*Problem requirements*.
Within the records below, how many lines hold the word "kind"? Only the number should be returned.

*The data*.
◇ ◇ ◇ ◇ ◇

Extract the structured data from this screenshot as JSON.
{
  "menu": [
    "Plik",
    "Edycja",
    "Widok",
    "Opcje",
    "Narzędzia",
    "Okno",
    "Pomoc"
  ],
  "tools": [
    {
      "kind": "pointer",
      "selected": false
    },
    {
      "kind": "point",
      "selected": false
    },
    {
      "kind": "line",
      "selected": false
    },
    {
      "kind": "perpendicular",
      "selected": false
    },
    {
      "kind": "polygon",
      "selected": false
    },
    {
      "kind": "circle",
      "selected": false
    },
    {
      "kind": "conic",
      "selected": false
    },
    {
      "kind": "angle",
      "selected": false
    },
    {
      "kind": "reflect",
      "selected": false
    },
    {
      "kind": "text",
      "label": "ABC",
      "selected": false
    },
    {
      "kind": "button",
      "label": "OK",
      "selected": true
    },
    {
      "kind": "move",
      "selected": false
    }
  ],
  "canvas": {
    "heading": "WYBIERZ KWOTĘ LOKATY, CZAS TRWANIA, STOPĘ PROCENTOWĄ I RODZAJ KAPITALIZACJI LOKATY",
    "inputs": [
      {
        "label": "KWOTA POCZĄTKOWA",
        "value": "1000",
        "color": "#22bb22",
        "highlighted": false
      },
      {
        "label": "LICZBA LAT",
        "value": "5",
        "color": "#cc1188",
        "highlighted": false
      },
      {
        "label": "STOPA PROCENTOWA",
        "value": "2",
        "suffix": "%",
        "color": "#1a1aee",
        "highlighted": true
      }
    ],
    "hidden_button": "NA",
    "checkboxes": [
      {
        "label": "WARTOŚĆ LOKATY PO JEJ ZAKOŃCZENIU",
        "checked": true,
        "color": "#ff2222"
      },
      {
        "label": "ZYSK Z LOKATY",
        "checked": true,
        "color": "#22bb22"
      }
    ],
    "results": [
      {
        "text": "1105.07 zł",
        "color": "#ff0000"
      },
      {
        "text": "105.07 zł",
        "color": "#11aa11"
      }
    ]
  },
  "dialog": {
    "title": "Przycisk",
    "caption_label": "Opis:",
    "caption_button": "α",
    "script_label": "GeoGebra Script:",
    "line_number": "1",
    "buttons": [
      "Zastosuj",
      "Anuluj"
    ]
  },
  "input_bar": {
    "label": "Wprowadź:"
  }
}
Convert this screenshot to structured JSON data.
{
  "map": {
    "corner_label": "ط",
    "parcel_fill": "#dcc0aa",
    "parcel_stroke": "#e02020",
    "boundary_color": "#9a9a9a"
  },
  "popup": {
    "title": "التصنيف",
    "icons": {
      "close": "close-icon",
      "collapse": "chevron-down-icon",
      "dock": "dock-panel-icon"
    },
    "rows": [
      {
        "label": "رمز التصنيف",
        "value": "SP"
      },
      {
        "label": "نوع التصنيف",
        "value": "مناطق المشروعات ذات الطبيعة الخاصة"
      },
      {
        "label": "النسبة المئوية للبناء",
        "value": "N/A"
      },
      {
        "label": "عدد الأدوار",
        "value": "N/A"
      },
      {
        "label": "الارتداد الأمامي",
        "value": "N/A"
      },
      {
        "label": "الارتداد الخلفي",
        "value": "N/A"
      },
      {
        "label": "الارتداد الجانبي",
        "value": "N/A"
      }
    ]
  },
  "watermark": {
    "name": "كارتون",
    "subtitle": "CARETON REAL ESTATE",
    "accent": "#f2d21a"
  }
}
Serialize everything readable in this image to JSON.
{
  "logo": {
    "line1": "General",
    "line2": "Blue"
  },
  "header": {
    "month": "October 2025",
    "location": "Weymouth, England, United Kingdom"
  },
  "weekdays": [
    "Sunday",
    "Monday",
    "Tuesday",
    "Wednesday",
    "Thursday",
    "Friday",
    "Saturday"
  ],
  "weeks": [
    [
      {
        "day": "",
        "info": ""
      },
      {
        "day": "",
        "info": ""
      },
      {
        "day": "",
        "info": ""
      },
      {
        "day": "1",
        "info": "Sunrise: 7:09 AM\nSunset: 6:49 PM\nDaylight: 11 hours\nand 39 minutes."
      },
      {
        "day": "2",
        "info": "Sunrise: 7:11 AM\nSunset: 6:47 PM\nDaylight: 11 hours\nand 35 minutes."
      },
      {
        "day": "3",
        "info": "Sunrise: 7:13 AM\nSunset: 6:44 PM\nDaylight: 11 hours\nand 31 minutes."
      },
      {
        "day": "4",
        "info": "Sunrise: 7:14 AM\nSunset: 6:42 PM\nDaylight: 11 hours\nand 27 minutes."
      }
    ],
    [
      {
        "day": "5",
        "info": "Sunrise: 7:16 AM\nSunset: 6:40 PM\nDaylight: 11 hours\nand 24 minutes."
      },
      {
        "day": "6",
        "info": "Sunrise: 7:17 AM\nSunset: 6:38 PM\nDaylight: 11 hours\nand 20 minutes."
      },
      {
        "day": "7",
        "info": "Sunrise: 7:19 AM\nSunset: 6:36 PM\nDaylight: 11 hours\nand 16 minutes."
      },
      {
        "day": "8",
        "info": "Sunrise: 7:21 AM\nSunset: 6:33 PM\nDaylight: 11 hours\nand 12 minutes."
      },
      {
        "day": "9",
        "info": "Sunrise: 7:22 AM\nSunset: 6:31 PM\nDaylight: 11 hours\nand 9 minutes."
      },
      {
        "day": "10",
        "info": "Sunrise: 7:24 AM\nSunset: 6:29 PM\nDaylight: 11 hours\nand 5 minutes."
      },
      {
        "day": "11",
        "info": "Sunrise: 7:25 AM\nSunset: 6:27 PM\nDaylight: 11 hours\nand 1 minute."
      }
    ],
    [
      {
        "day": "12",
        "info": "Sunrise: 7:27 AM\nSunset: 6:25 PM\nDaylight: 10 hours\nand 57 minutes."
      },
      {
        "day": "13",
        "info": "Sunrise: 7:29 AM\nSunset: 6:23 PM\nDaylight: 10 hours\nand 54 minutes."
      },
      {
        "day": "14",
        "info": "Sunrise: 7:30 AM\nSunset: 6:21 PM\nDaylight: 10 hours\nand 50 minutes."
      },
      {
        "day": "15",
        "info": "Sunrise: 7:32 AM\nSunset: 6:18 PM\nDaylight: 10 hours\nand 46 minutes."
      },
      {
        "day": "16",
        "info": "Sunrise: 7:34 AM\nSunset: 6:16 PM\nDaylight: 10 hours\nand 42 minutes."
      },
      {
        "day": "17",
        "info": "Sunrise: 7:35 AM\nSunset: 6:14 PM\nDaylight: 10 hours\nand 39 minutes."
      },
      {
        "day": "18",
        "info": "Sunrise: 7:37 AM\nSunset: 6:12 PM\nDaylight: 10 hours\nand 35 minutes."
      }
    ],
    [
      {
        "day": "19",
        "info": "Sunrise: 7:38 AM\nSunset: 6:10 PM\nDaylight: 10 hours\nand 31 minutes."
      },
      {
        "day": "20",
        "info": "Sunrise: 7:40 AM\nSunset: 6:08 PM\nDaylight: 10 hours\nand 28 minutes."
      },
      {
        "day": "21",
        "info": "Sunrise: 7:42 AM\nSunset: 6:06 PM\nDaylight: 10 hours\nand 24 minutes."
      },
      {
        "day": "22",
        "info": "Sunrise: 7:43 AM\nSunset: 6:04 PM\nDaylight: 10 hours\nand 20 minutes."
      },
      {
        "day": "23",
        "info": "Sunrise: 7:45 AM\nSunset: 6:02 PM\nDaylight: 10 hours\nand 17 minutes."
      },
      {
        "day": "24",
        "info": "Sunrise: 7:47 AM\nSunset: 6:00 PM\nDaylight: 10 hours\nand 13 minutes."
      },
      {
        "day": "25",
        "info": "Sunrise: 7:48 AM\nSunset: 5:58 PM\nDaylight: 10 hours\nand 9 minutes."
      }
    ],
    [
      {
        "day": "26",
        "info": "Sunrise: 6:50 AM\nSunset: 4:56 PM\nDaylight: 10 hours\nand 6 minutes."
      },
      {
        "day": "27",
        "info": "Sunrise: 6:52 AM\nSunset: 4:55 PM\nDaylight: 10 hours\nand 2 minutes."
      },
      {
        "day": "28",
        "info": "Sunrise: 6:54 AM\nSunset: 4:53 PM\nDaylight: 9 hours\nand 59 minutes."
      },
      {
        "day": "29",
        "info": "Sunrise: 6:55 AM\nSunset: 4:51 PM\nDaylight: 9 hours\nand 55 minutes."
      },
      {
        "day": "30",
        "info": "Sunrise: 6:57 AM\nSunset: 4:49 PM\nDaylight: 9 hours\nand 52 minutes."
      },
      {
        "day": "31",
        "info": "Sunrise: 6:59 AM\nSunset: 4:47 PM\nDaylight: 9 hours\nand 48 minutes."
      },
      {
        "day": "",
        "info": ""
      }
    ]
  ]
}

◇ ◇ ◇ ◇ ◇

*Finished task*.
12